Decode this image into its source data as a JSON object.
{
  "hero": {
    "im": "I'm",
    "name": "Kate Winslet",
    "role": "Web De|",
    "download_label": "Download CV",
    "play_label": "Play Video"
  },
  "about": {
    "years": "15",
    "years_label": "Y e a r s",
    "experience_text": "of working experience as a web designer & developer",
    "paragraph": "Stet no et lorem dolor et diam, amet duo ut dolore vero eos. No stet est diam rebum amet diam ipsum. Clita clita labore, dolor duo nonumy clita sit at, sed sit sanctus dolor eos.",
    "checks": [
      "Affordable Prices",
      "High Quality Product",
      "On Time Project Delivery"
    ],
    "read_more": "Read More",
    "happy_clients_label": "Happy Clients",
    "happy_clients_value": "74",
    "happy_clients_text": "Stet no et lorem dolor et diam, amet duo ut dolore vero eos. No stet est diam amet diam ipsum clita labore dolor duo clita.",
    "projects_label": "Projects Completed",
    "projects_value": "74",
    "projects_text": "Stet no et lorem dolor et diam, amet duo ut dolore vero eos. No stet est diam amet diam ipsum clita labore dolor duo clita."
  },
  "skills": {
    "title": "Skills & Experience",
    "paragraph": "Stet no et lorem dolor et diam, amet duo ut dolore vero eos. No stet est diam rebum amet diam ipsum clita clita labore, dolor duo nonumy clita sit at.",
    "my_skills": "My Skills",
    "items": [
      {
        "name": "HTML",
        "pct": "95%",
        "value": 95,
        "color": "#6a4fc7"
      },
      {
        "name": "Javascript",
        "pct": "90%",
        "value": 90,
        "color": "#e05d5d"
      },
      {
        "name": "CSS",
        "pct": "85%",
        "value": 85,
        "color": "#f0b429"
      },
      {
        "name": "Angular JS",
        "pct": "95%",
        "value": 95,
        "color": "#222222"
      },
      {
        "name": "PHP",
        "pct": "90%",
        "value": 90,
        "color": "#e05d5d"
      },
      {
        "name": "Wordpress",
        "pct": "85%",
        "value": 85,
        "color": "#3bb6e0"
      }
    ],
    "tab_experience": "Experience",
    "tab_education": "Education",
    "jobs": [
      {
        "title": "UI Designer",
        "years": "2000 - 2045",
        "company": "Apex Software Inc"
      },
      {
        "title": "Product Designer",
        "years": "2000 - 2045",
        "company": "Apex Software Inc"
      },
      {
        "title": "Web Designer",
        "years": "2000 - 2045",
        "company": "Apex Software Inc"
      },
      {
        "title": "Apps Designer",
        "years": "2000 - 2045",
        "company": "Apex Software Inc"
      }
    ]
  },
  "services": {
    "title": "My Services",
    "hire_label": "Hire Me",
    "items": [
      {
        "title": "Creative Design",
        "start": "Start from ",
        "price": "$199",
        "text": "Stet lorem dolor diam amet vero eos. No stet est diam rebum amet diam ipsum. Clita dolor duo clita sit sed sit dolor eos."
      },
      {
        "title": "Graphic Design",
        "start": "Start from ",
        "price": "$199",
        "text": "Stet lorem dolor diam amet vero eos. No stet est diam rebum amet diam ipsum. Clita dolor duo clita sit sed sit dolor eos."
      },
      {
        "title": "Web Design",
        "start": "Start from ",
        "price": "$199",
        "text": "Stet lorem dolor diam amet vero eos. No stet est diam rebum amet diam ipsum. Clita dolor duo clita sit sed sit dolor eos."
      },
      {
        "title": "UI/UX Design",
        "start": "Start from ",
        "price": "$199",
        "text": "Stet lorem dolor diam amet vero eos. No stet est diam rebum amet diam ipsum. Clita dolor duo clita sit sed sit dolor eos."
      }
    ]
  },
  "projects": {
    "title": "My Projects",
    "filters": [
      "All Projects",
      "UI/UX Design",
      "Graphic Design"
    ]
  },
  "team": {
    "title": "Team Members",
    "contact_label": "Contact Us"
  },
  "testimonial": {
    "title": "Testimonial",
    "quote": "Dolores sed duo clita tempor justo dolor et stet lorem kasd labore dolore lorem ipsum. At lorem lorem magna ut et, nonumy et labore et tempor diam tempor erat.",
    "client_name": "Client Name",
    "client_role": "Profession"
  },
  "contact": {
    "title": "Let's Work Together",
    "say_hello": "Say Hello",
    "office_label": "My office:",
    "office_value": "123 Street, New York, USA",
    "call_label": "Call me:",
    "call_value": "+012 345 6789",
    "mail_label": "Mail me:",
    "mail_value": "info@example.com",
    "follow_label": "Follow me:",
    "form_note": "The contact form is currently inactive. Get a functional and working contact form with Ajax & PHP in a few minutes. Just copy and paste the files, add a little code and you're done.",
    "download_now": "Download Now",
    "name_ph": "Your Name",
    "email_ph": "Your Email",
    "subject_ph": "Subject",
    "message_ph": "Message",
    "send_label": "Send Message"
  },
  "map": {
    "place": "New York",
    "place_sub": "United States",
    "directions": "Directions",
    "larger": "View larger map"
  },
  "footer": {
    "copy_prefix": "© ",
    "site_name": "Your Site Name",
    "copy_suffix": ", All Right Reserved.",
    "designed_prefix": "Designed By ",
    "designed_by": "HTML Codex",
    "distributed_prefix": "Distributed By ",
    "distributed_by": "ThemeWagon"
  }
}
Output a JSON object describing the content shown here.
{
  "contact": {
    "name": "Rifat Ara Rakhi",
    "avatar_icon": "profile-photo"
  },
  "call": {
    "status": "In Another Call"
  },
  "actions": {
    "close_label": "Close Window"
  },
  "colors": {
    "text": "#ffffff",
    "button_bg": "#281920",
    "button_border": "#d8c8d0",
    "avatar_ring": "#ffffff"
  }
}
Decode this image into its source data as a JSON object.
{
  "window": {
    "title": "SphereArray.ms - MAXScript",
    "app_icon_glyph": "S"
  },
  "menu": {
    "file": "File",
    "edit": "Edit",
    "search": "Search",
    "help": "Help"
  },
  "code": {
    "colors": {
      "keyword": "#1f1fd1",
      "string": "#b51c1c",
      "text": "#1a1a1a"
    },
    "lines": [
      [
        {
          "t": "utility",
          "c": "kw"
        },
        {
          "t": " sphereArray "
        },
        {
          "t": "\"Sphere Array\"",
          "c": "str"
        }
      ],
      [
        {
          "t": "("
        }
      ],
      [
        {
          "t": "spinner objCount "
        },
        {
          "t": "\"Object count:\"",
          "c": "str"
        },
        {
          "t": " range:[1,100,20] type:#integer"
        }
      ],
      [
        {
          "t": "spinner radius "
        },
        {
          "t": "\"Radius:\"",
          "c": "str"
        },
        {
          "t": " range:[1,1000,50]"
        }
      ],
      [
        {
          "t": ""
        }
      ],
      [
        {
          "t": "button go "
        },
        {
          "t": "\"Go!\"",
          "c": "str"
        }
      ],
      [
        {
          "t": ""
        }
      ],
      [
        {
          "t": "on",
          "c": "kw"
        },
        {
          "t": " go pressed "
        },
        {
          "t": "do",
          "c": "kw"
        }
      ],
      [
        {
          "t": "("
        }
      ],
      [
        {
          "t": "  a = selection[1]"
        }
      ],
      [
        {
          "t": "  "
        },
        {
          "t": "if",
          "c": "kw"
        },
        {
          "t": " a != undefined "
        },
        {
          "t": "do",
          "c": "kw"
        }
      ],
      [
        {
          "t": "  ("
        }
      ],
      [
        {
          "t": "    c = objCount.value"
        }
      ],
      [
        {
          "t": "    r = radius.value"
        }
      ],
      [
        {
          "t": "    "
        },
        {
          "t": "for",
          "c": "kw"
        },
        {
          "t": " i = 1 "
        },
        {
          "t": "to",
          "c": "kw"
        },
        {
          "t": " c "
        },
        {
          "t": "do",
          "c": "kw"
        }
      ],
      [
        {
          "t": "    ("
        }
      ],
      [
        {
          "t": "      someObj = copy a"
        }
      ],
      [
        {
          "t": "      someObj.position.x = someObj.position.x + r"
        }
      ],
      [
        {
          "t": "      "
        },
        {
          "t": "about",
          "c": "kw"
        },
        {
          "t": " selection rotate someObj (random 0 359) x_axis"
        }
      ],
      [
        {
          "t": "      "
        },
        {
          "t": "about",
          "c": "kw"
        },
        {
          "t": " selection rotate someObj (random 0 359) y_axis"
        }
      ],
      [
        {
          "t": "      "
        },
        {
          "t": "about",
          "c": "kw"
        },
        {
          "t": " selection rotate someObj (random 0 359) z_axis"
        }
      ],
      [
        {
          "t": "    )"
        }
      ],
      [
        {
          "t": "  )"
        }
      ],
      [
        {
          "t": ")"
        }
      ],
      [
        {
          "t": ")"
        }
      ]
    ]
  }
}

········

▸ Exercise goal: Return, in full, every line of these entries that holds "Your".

▸ Answer to this exercise:
    "name_ph": "Your Name",
    "email_ph": "Your Email",
    "site_name": "Your Site Name",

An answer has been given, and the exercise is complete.